[ACTION ITEM]
Scan the records below and copy every line that contains the string "selected".

---+---

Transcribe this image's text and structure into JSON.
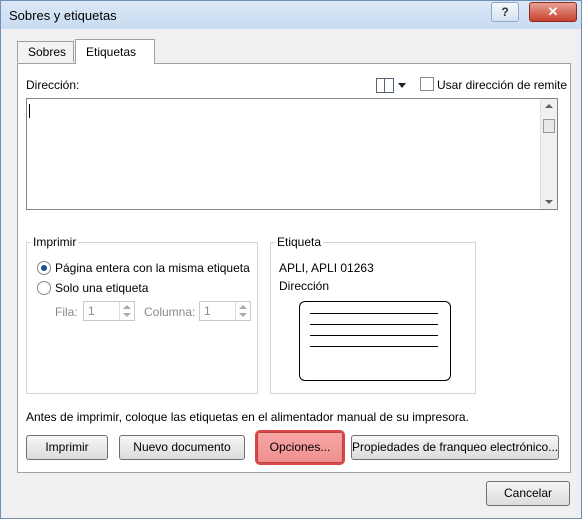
{
  "window": {
    "title": "Sobres y etiquetas",
    "help_label": "?",
    "close_label": "✕"
  },
  "tabs": [
    {
      "label": "Sobres",
      "selected": false
    },
    {
      "label": "Etiquetas",
      "selected": true
    }
  ],
  "address": {
    "label": "Dirección:",
    "value": "",
    "address_book_icon": "address-book-icon",
    "use_return_address_label": "Usar dirección de remite",
    "use_return_address_checked": false
  },
  "print_group": {
    "legend": "Imprimir",
    "option_full_page": "Página entera con la misma etiqueta",
    "option_single": "Solo una etiqueta",
    "selected": "full_page",
    "row_label": "Fila:",
    "row_value": "1",
    "column_label": "Columna:",
    "column_value": "1"
  },
  "label_group": {
    "legend": "Etiqueta",
    "product": "APLI, APLI 01263",
    "type": "Dirección"
  },
  "instruction": "Antes de imprimir, coloque las etiquetas en el alimentador manual de su impresora.",
  "buttons": {
    "print": "Imprimir",
    "new_document": "Nuevo documento",
    "options": "Opciones...",
    "postage_properties": "Propiedades de franqueo electrónico...",
    "cancel": "Cancelar"
  },
  "colors": {
    "focus_button": "#ef8f8f",
    "title_bar": "#c9dcf2",
    "close_button": "#c8412e"
  }
}
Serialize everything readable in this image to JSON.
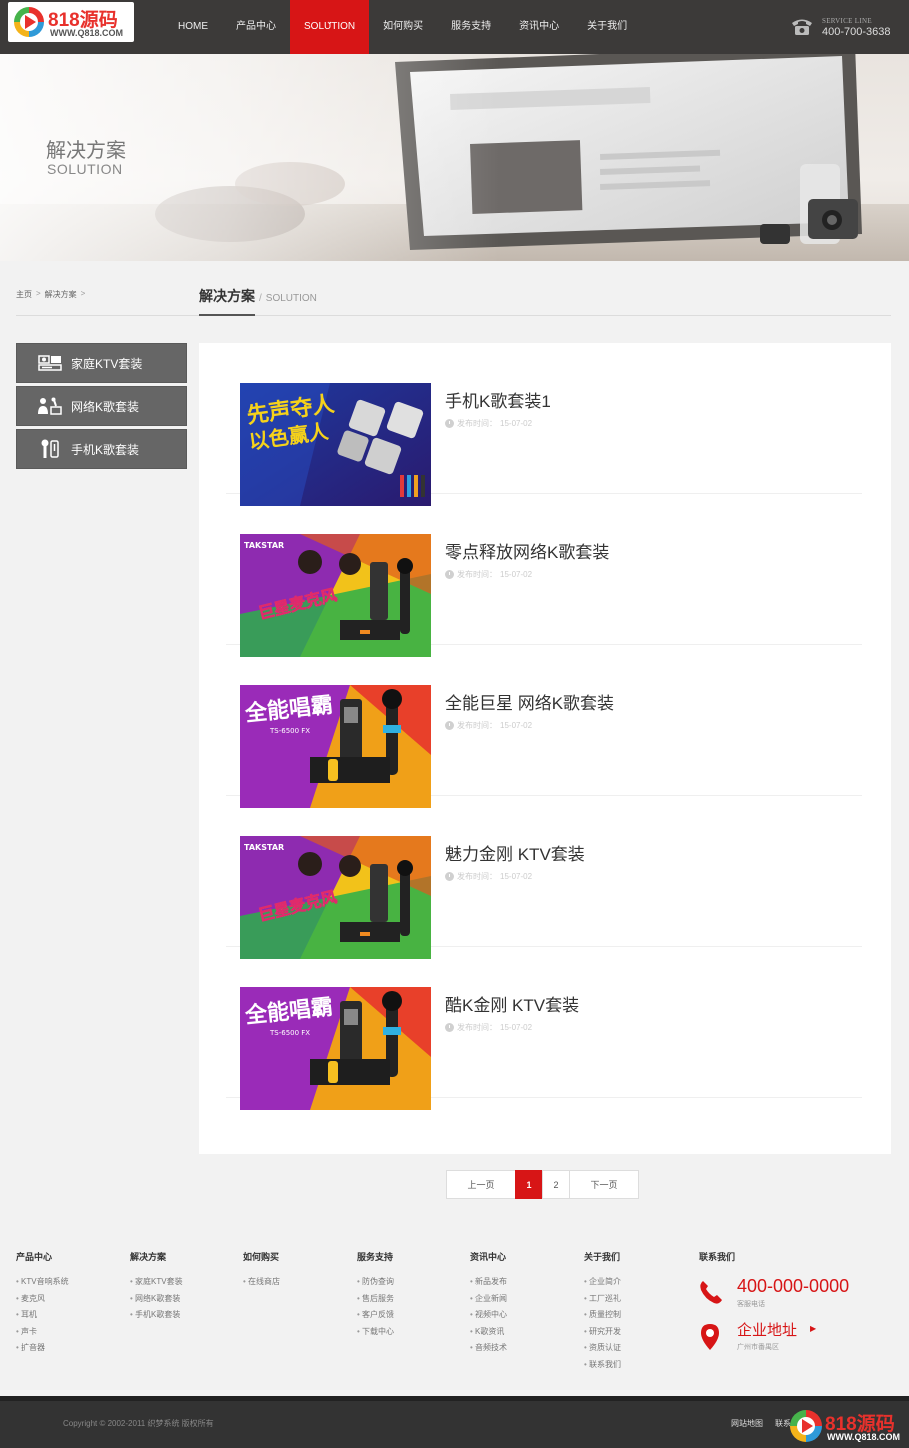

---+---

[RESULT OF THE TASK]
      "selected": false
      "selected": true
    "selected": "full_page",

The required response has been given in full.